DATA RECORDS.

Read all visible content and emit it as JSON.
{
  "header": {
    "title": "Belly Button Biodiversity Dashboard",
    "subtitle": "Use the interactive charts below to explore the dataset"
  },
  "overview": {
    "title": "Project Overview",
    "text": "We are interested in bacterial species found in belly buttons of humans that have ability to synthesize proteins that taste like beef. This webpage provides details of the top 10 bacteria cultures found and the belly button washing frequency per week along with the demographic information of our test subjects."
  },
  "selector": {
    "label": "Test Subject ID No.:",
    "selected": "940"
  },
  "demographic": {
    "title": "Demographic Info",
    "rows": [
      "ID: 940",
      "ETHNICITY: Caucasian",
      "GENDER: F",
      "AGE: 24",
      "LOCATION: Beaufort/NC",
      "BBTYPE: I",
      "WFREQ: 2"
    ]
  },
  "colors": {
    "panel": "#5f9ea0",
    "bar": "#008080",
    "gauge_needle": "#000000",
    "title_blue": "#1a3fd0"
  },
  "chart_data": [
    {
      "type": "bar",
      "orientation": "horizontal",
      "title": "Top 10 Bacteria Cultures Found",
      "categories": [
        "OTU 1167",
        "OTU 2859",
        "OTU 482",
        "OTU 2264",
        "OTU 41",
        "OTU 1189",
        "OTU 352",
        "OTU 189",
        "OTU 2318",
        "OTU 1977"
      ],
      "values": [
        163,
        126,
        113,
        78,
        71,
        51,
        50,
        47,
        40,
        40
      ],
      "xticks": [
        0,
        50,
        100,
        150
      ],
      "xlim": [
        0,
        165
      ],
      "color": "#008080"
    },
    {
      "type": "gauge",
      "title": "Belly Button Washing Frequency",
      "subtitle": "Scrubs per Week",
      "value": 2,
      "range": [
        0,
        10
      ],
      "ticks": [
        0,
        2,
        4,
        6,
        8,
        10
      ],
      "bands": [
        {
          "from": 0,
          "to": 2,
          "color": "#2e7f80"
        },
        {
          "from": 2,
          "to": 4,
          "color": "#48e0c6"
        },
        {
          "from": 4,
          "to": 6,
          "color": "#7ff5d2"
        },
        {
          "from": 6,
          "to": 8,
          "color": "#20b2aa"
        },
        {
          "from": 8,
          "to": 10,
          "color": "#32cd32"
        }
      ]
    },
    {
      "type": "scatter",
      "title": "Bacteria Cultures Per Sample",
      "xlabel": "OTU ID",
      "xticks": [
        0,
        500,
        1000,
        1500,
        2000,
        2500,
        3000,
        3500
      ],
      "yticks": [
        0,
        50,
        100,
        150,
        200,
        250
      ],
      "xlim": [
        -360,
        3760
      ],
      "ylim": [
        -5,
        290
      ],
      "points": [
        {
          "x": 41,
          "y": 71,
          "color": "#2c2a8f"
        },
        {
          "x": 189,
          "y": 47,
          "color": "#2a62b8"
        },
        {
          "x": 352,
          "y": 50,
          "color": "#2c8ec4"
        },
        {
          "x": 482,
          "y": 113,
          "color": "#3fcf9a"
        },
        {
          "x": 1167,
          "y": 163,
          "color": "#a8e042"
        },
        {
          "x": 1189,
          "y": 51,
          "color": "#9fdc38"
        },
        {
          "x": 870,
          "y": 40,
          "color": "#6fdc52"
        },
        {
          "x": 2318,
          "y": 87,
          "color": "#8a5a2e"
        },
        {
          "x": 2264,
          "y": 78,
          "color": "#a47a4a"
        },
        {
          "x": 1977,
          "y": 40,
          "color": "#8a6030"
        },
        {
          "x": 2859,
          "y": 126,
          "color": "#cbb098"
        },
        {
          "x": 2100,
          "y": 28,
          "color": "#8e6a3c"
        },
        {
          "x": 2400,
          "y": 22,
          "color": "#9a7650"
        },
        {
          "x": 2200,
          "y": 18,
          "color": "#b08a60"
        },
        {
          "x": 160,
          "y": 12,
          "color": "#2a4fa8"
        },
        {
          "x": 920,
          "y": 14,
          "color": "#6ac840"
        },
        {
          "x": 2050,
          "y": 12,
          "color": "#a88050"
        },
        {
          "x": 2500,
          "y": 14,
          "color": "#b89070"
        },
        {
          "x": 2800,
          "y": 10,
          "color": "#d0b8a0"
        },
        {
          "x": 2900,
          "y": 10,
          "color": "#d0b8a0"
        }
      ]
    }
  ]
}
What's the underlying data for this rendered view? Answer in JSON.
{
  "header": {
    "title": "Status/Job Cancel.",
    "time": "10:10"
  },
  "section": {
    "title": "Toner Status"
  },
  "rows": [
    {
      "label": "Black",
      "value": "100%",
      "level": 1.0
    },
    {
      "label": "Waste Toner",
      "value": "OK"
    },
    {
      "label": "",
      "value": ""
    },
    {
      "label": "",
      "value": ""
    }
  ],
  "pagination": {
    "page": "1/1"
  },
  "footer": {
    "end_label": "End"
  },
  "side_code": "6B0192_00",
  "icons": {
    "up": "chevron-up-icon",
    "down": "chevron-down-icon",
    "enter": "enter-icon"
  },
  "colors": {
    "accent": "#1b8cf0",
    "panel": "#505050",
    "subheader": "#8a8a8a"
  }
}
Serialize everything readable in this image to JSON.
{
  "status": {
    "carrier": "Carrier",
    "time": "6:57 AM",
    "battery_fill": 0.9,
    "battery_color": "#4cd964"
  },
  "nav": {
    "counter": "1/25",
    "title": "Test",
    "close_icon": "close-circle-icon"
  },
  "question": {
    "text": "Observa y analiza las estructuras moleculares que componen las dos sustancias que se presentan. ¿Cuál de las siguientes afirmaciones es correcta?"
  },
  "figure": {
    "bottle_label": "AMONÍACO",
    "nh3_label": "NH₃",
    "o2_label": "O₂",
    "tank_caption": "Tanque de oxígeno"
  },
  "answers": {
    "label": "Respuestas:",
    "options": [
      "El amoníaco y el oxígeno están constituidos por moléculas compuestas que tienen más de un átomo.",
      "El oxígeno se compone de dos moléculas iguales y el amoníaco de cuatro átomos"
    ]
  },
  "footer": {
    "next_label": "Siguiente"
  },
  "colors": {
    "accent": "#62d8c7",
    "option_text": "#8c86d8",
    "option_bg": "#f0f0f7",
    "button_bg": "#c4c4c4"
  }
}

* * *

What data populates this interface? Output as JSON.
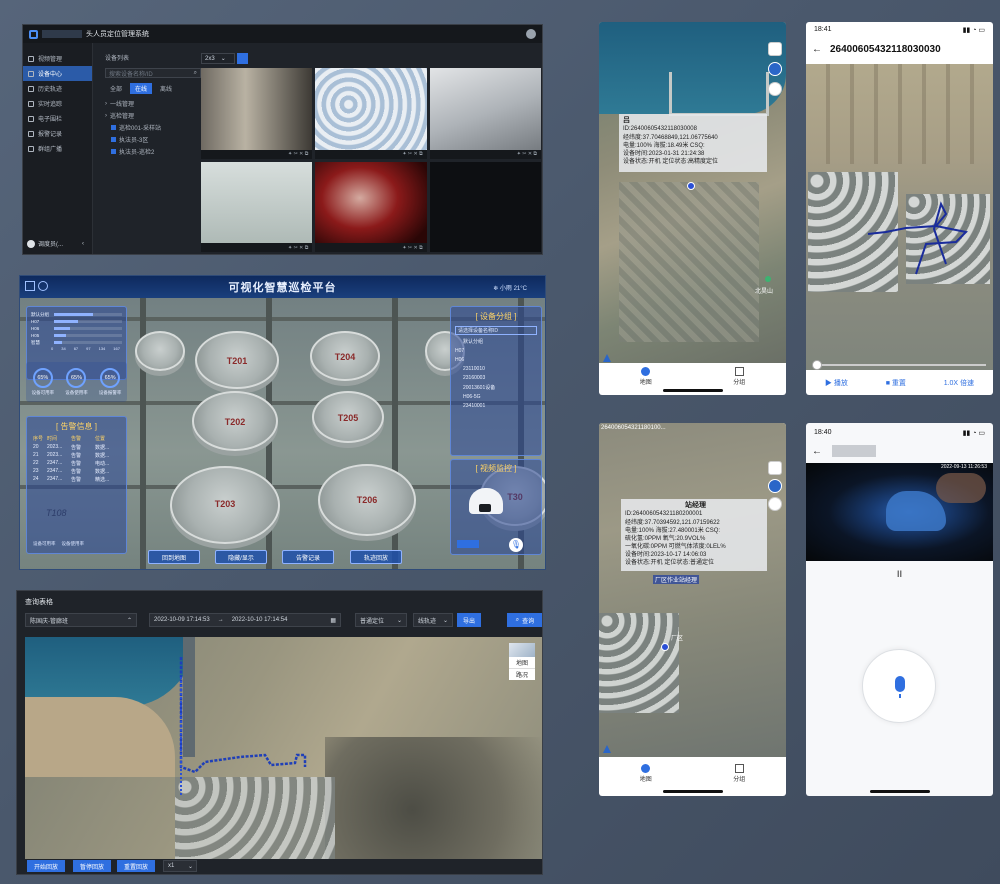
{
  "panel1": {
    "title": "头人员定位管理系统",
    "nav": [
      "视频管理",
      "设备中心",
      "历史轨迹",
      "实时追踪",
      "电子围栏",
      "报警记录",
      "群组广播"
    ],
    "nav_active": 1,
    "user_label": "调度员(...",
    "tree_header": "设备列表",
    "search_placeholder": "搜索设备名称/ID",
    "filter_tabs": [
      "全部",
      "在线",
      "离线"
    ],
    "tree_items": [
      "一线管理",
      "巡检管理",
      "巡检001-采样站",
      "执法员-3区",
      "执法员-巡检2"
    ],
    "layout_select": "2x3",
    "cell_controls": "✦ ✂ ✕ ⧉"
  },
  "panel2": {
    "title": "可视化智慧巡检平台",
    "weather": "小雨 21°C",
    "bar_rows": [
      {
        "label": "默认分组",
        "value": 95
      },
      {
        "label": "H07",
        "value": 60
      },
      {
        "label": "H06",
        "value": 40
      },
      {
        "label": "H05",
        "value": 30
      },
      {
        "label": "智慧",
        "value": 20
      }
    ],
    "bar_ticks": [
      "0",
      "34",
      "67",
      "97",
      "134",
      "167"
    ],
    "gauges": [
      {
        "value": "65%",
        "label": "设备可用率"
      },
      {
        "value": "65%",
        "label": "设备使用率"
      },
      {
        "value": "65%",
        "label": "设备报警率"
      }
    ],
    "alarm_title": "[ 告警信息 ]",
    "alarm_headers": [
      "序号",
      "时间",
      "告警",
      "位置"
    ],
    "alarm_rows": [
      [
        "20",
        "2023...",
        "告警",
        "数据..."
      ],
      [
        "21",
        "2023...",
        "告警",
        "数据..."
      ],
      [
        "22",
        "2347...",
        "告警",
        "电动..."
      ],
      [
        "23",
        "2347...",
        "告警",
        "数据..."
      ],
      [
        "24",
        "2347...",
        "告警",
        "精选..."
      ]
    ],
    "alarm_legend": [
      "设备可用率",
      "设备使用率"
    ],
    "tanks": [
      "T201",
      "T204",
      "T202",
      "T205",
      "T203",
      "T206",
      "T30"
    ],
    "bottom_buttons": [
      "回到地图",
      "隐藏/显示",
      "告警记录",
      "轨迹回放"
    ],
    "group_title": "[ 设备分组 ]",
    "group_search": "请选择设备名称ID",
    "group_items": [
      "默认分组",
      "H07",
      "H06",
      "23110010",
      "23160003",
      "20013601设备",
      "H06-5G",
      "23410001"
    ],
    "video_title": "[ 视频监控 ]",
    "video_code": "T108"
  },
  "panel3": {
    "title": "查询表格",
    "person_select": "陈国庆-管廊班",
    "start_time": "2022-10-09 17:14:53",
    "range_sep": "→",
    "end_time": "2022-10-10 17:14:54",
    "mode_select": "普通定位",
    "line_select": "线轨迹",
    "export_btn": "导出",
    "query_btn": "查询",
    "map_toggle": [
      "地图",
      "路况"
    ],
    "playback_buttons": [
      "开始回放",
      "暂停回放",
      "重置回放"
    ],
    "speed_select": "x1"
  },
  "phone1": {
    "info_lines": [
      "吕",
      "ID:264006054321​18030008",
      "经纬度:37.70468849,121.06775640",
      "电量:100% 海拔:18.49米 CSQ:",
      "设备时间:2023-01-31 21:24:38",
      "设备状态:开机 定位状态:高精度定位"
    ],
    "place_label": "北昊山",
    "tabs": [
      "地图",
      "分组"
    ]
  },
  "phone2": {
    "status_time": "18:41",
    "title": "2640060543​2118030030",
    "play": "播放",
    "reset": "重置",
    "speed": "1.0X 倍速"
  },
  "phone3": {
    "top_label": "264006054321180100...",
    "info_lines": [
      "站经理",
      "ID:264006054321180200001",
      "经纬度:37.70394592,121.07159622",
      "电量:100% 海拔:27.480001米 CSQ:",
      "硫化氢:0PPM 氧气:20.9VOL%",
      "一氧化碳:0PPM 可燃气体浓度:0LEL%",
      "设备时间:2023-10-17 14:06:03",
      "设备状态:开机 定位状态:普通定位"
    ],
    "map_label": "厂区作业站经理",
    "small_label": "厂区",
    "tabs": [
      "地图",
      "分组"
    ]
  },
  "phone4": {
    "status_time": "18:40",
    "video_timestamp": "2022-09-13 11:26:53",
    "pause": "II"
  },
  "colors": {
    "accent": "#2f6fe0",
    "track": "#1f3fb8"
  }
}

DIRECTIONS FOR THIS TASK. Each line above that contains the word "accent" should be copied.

EXERCISE ANSWER.
    "accent": "#1b8cf0",
    "accent": "#62d8c7",
    "accent": "#2f6fe0",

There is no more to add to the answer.